“Brittany’s Law represents a major step forward for New York in the fight against violent crime and domestic abuse crimes. By putting new measures in place to track violent offenders and keeping our communities informed of their whereabouts, Brittany’s Law will save lives. As Chairman of the Senate Codes Committee and former Chairman of the Crime Victims, Crime and Correction Committee, I am committed to enacting tougher sentencing laws for violent criminals, reinforcing laws to protect women and children from domestic violence, and strengthening the rights of crime victims to prevent future tragedy from occurring,” said Senator Mike Nozzolio.
"The tragic death of Brittany Passalacqua - and the horrific mutilation of Andrew Lesperance of Massena - underscores the need for a registry of violent offenders. We have a responsibility to keep our communities safe. Brittany's Law will bring good out of tragedy, by giving families the information they need to know who is living in their neighborhood. The state's sex offender registry has helped many; we're expecting the same for the violent offender database. I thank Senator Nozzolio for his leadership on this bill, and urge my Assembly colleagues to join us in passing this important piece of legislation."
The New York State Senate adopted Brittany’s Law in 2011, 2012 and 2013, but the New York City-controlled leadership of the State Assembly has repeatedly refused to bring this important legislation to the floor for a vote. Senator Nozzolio has continued his efforts to see the measure enacted into law and has worked with law enforcement officials, crime victims’ advocates and Dale Driscoll, grandmother to Brittany Passalacqua, for whom the law is named.
In November of 2009, 12-year-old Brittany Passalacqua was brutally murdered along with her mother, Helen Buchel, at their home in Geneva. The perpetrator was John Edward Brown, a violent convicted felon who had been released from prison early after serving only 2 ½ years for assaulting his infant daughter in 2003. Brown had been put on parole just months before he committed the murders.
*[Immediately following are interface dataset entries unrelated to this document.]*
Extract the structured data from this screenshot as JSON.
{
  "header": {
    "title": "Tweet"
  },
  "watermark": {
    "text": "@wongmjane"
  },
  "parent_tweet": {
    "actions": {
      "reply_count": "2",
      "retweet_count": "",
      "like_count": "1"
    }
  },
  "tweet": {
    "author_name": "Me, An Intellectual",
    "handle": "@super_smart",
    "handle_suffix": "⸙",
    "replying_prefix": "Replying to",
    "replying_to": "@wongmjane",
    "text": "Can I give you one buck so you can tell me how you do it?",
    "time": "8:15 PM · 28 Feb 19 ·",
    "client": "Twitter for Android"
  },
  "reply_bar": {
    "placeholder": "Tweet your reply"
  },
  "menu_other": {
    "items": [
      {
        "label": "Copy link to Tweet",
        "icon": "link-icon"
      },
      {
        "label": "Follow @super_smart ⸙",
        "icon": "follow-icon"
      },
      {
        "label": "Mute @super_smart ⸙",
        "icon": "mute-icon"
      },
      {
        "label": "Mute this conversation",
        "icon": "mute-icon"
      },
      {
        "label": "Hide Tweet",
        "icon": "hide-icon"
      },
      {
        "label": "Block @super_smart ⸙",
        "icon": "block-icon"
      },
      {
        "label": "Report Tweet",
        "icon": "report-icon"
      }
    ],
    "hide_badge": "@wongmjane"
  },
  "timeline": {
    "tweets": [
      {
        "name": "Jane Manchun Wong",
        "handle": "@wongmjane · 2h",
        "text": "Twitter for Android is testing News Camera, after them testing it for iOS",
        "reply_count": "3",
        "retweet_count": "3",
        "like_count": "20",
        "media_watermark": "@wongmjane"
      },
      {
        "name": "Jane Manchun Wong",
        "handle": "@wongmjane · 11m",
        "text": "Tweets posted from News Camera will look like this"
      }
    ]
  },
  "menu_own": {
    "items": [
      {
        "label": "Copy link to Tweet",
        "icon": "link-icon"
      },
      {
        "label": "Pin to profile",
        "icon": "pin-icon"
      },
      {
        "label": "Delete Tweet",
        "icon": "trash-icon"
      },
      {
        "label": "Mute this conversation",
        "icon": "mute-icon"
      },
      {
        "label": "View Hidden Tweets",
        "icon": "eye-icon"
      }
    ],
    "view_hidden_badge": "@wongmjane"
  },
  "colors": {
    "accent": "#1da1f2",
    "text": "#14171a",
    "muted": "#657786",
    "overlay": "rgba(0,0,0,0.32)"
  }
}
Since these tragic murders occurred, Senator Nozzolio has worked closely with Dale Driscoll to develop legislation to allow the public to have greater access to information about violent offenders and the crimes they have committed. Senator Nozzolio worked to establish tougher penalties for violent offenders so they can no longer threaten the lives and safety of innocent people in our communities.
“All we need now for the violent offender registry to become a reality is for the State Assembly to adopt Brittany’s Law. New York State currently requires all convicted sex offenders to register with the State and keeps track of those individuals. It makes no sense that we do not do the same for those who commit violent felony crimes against our citizens. We cannot continue to put innocent New Yorkers at risk," concluded Senator Nozzolio.
“Words cannot express the gratitude my family and I share for all the hard work Senator Nozzolio has done, and continues to do to fight for Brittany’s Law,” said Dale Driscoll. “These horrific crimes devastated our family. If this legislation prevents another family from suffering what we have been through, my daughter and granddaughter will not have died in vain. People should have the right to know who they’re bringing into their lives and I will continue to work with Senator Nozzolio to push for this measure in the Assembly.”
Brittany’s Law - Domestic Violence Prevention Act would require all individuals convicted of a violent felony to register with the New York State Department of Criminal Justice Services (DCJS) upon release from prison. The registry would be accessible to the public, similar to the registry of sex offenders that the State currently has in place. The legislation also establishes annual registration requirements for offenders to allow local law enforcement agencies and the State to monitor the whereabouts of these individuals.
Senator Nozzolio has been an outspoken advocate for criminal justice reform, crime victims' rights and tougher sentencing guidelines for violent criminals and sexual predators. He has fought to end work release and conjugal visit programs for dangerous felons, and helped enact critical legislation including Megan's Law, the Sex Offender Reform Act, the Domestic Violence Prevention and Family Protection Act and Jenna's Law. Senator Nozzolio is also sponsoring and working to enact “Jackie’s Law”, which would empower law enforcement to pursue charges and prosecute criminals who use a GPS or electronic tracking device to stalk victims.